● Brief
Output all the data exactly as it appears below.

Input records START

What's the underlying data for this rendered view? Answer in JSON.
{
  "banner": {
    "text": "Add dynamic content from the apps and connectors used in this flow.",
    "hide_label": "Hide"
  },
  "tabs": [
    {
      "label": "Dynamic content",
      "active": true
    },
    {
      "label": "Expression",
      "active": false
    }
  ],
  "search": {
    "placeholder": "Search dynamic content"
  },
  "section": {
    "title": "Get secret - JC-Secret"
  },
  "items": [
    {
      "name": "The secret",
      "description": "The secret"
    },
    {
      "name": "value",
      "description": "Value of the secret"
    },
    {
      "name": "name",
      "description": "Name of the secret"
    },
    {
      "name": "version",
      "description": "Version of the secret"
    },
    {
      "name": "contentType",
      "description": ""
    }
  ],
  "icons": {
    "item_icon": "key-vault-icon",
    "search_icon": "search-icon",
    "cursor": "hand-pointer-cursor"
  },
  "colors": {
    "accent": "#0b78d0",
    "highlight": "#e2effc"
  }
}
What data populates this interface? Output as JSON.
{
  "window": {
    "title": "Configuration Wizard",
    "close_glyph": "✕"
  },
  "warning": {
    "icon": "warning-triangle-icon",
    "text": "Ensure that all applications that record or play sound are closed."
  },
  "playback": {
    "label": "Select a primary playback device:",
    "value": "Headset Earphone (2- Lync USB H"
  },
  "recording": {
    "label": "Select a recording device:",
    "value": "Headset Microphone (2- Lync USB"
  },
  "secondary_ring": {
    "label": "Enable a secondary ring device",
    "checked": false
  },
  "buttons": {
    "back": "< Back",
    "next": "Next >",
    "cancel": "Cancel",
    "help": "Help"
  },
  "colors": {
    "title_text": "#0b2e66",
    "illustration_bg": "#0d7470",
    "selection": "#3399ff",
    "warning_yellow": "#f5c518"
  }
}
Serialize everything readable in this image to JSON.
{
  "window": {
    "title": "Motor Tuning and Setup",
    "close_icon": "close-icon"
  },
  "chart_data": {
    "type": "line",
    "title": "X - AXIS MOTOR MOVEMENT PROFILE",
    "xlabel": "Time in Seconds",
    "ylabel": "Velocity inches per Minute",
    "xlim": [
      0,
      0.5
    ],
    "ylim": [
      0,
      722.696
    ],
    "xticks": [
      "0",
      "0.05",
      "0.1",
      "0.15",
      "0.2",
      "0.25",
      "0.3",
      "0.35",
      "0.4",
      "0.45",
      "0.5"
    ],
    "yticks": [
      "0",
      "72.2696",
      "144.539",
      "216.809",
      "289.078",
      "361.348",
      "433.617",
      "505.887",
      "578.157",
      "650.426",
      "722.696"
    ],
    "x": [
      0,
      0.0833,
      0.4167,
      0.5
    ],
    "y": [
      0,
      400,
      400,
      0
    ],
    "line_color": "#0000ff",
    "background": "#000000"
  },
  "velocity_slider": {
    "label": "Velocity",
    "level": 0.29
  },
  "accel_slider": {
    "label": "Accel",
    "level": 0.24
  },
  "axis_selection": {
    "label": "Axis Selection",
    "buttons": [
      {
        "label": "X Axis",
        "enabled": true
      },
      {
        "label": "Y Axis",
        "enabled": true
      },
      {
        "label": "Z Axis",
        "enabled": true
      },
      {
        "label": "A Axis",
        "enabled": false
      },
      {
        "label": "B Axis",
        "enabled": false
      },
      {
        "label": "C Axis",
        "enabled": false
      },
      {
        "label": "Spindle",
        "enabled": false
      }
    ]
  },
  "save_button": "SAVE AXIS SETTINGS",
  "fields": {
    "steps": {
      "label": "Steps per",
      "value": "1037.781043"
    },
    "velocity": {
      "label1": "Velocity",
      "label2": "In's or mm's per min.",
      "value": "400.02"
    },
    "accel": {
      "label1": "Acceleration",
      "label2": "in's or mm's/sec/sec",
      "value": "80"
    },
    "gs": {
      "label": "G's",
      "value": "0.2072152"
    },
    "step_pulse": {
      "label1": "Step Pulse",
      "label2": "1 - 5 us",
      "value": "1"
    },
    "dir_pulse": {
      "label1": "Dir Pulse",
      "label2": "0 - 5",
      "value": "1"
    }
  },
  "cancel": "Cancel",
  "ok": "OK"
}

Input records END

● Response to this task
What's the underlying data for this rendered view? Answer in JSON.
{
  "banner": {
    "text": "Add dynamic content from the apps and connectors used in this flow.",
    "hide_label": "Hide"
  },
  "tabs": [
    {
      "label": "Dynamic content",
      "active": true
    },
    {
      "label": "Expression",
      "active": false
    }
  ],
  "search": {
    "placeholder": "Search dynamic content"
  },
  "section": {
    "title": "Get secret - JC-Secret"
  },
  "items": [
    {
      "name": "The secret",
      "description": "The secret"
    },
    {
      "name": "value",
      "description": "Value of the secret"
    },
    {
      "name": "name",
      "description": "Name of the secret"
    },
    {
      "name": "version",
      "description": "Version of the secret"
    },
    {
      "name": "contentType",
      "description": ""
    }
  ],
  "icons": {
    "item_icon": "key-vault-icon",
    "search_icon": "search-icon",
    "cursor": "hand-pointer-cursor"
  },
  "colors": {
    "accent": "#0b78d0",
    "highlight": "#e2effc"
  }
}
What data populates this interface? Output as JSON.
{
  "window": {
    "title": "Configuration Wizard",
    "close_glyph": "✕"
  },
  "warning": {
    "icon": "warning-triangle-icon",
    "text": "Ensure that all applications that record or play sound are closed."
  },
  "playback": {
    "label": "Select a primary playback device:",
    "value": "Headset Earphone (2- Lync USB H"
  },
  "recording": {
    "label": "Select a recording device:",
    "value": "Headset Microphone (2- Lync USB"
  },
  "secondary_ring": {
    "label": "Enable a secondary ring device",
    "checked": false
  },
  "buttons": {
    "back": "< Back",
    "next": "Next >",
    "cancel": "Cancel",
    "help": "Help"
  },
  "colors": {
    "title_text": "#0b2e66",
    "illustration_bg": "#0d7470",
    "selection": "#3399ff",
    "warning_yellow": "#f5c518"
  }
}
Serialize everything readable in this image to JSON.
{
  "window": {
    "title": "Motor Tuning and Setup",
    "close_icon": "close-icon"
  },
  "chart_data": {
    "type": "line",
    "title": "X - AXIS MOTOR MOVEMENT PROFILE",
    "xlabel": "Time in Seconds",
    "ylabel": "Velocity inches per Minute",
    "xlim": [
      0,
      0.5
    ],
    "ylim": [
      0,
      722.696
    ],
    "xticks": [
      "0",
      "0.05",
      "0.1",
      "0.15",
      "0.2",
      "0.25",
      "0.3",
      "0.35",
      "0.4",
      "0.45",
      "0.5"
    ],
    "yticks": [
      "0",
      "72.2696",
      "144.539",
      "216.809",
      "289.078",
      "361.348",
      "433.617",
      "505.887",
      "578.157",
      "650.426",
      "722.696"
    ],
    "x": [
      0,
      0.0833,
      0.4167,
      0.5
    ],
    "y": [
      0,
      400,
      400,
      0
    ],
    "line_color": "#0000ff",
    "background": "#000000"
  },
  "velocity_slider": {
    "label": "Velocity",
    "level": 0.29
  },
  "accel_slider": {
    "label": "Accel",
    "level": 0.24
  },
  "axis_selection": {
    "label": "Axis Selection",
    "buttons": [
      {
        "label": "X Axis",
        "enabled": true
      },
      {
        "label": "Y Axis",
        "enabled": true
      },
      {
        "label": "Z Axis",
        "enabled": true
      },
      {
        "label": "A Axis",
        "enabled": false
      },
      {
        "label": "B Axis",
        "enabled": false
      },
      {
        "label": "C Axis",
        "enabled": false
      },
      {
        "label": "Spindle",
        "enabled": false
      }
    ]
  },
  "save_button": "SAVE AXIS SETTINGS",
  "fields": {
    "steps": {
      "label": "Steps per",
      "value": "1037.781043"
    },
    "velocity": {
      "label1": "Velocity",
      "label2": "In's or mm's per min.",
      "value": "400.02"
    },
    "accel": {
      "label1": "Acceleration",
      "label2": "in's or mm's/sec/sec",
      "value": "80"
    },
    "gs": {
      "label": "G's",
      "value": "0.2072152"
    },
    "step_pulse": {
      "label1": "Step Pulse",
      "label2": "1 - 5 us",
      "value": "1"
    },
    "dir_pulse": {
      "label1": "Dir Pulse",
      "label2": "0 - 5",
      "value": "1"
    }
  },
  "cancel": "Cancel",
  "ok": "OK"
}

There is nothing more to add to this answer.